Born in Warsaw, Poland. First came to Japan in 2011. Entered Yamanashi Gakuin University in 2013 and divides her time between schoolwork and honing her shogi skills. In her play she seeks to emulate the strategy of Yasuharu Oyama, a legendary player who earned the top rank of meijin . Hopes to spread the popularity of the game by one day using her expertise to write ashogi manual for players overseas.
The traditional Japanese game of shogi has a distinct sound: a sharp click as wooden pieces, called koma , are strategically placed on a burnished board. Karolina Styczynska, a Polish shogi prodigy quickly on her way to becoming the first non-Japanese kishi , or professional shogi player, considers this aspect of play among her favorites. “Hearing the click of the koma with a game-winning move is perfection,” she exclaims.
As a teenager Styczynska discovered shogi , also known as Japanese chess, in the pages of a Japanese manga. A self-professed lover of riddles and puzzles, she was intrigued by the distinctive game and began scouring the Internet for information. “Once I began to understand the rules,” she recalls, “I was captivated.”
Shogi differs in several ways from other variants of chess, most notably in the observance of the so-called drop rule, which allows players to introduce captured pieces as their own. “The koma are always alive,” Styczynska explains. “It makes the game extremely dynamic.”
Playing online, the Warsaw native quickly drew attention for her skill and competitiveness. She caught the eye of Madoka Kitao, a Japanese kishi in the country’s professional female ranks. Kitao recognized the young player’s potential and invited her to Japan in 2011. Once she overcame her initial surprise, Styczynska assuaged her family’s concerns, convincing them to let her accept Kitao’s offer.
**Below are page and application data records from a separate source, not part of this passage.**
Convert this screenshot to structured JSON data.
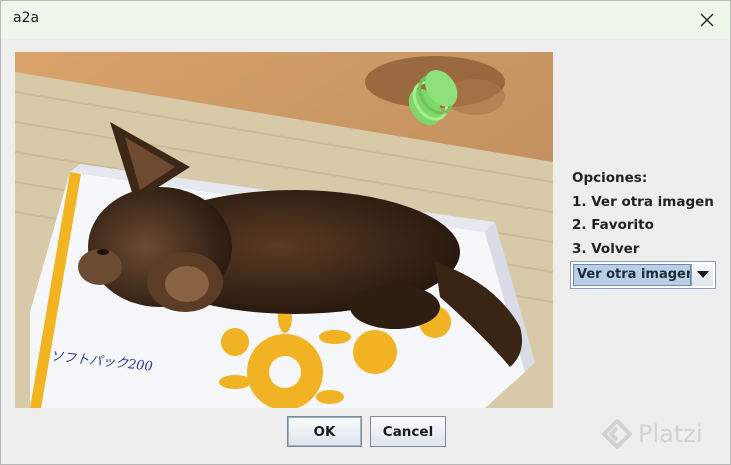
{
  "window": {
    "title": "a2a"
  },
  "photo": {
    "box_label": "ソフトパック200"
  },
  "options": {
    "heading": "Opciones:",
    "items": [
      "1. Ver otra imagen",
      "2. Favorito",
      "3. Volver"
    ]
  },
  "combo": {
    "selected": "Ver otra imagen"
  },
  "buttons": {
    "ok": "OK",
    "cancel": "Cancel"
  },
  "watermark": {
    "text": "Platzi"
  },
  "icons": {
    "close": "close-icon",
    "dropdown": "chevron-down-icon",
    "watermark_logo": "platzi-logo-icon"
  }
}
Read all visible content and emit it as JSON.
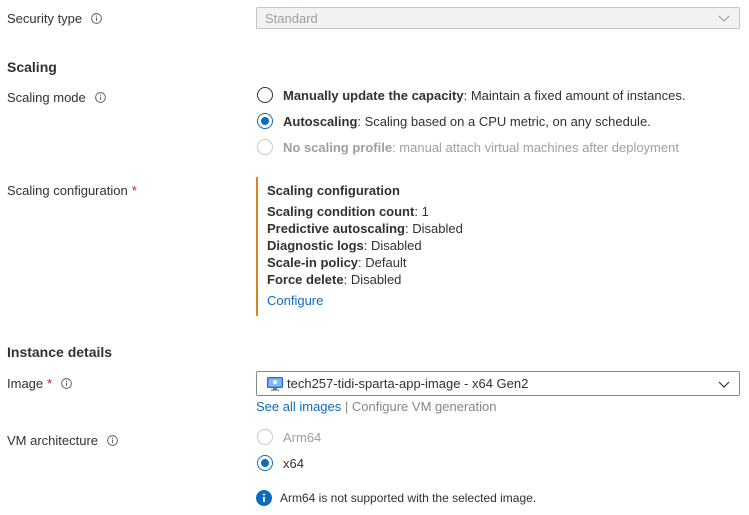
{
  "security_type": {
    "label": "Security type",
    "value": "Standard"
  },
  "scaling": {
    "heading": "Scaling",
    "mode_label": "Scaling mode",
    "options": [
      {
        "bold": "Manually update the capacity",
        "rest": ": Maintain a fixed amount of instances."
      },
      {
        "bold": "Autoscaling",
        "rest": ": Scaling based on a CPU metric, on any schedule."
      },
      {
        "bold": "No scaling profile",
        "rest": ": manual attach virtual machines after deployment"
      }
    ],
    "config_label": "Scaling configuration",
    "required_mark": "*",
    "config": {
      "title": "Scaling configuration",
      "lines": [
        {
          "key": "Scaling condition count",
          "value": ": 1"
        },
        {
          "key": "Predictive autoscaling",
          "value": ": Disabled"
        },
        {
          "key": "Diagnostic logs",
          "value": ": Disabled"
        },
        {
          "key": "Scale-in policy",
          "value": ": Default"
        },
        {
          "key": "Force delete",
          "value": ": Disabled"
        }
      ],
      "configure_link": "Configure"
    }
  },
  "instance": {
    "heading": "Instance details",
    "image_label": "Image",
    "required_mark": "*",
    "image_value": "tech257-tidi-sparta-app-image - x64 Gen2",
    "see_all_images": "See all images",
    "separator": "|",
    "configure_vm_generation": "Configure VM generation",
    "vm_arch_label": "VM architecture",
    "arch_options": [
      "Arm64",
      "x64"
    ],
    "arch_note": "Arm64 is not supported with the selected image."
  },
  "colors": {
    "accent": "#0f6cbd",
    "config_border": "#d68423",
    "required": "#a4262c",
    "disabled_text": "#a19f9d"
  }
}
Upon arriving in Japan, she recalls, “I did nothing for two weeks except play shogi . It was great!”
With few resources in Polish or English, studying has been a challenge. But Styczynska diligently learned Japanese and has pored over official match records, called kifu , working out tactics and strategies. She explains that she has largely focused on finishing maneuvers: “As many players say, ‘Shogi is decided by the end game.’”
In 2012 Styczynska traveled again to Japan, where she grabbed headlines by beating a professional player in an official tournament, an achievement that helped cement her aspirations of turning pro. She repeated the feat the following year and in 2014 she won the European and World Open Shogi Championships.
Recognizing that the road to becoming professional passed through Japan, she moved to the country almost immediately upon finishing university in Poland. Along with studying shogi, she is currently pursuing a graduate degree in information management at a Japanese university.
Styczynska takes full advantage of Japan’s shogi -rich environment, studying the game three hours each day and spending most weekends in Tokyo training at the headquarters of the Japan Shogi Association. She points out how facing diverse adversaries has matured her game. “I started off playing aggressive, but in facing younger, assertive players, I’ve been forced to learn how to defend.”
In 2015 Styczynska earned provisional professional status. Though this was a major step toward her goal, she understands the magnitude of work involved in meeting the two-year deadline to win the rank of full-fledged kishi . While she is aware of the expectations directed at her as she vies to be the first non-Japanese kishi , she has learned to focus on earning one victory at a time. “I just need to be patient and continue pushing myself,” she says. “Being a professional means I have to stay competitive and keep working to be better.”